(DATASET CONTENT)
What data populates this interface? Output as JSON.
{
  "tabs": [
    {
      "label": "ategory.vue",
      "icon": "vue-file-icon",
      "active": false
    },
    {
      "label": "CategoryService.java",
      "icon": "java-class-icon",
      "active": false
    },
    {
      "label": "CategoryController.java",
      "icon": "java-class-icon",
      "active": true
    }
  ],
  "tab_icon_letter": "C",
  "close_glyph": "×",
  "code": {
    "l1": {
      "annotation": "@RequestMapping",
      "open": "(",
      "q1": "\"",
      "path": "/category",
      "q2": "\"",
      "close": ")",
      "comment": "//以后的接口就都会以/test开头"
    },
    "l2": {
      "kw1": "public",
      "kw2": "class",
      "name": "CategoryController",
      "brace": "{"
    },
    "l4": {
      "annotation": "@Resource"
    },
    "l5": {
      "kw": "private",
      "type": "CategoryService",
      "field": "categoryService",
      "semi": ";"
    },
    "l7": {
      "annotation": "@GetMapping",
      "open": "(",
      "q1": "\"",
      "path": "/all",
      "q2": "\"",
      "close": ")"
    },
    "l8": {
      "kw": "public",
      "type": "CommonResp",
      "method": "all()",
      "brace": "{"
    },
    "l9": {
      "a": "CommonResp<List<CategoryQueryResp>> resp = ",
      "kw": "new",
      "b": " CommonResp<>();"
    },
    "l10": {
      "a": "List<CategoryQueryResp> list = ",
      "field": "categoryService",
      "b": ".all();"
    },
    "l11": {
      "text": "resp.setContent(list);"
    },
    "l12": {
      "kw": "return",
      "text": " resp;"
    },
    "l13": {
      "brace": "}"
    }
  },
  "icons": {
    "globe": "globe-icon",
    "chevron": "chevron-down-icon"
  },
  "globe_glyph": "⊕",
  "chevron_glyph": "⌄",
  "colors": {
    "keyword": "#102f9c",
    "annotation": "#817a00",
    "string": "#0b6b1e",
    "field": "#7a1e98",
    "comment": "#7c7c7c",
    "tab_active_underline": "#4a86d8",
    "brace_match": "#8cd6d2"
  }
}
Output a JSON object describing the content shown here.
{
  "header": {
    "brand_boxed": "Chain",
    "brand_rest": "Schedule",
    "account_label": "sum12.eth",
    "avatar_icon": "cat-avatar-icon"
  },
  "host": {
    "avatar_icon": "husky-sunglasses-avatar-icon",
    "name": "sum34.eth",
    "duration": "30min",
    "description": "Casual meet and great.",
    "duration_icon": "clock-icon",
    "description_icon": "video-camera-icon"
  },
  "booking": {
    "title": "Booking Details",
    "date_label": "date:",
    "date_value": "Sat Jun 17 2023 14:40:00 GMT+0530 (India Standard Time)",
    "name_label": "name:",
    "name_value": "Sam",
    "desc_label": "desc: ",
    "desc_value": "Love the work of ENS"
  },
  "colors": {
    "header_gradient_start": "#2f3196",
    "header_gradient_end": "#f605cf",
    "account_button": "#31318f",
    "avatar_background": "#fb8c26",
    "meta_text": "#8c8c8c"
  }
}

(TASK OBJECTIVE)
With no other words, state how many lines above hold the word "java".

(OUTPUT OF THE TASK)
4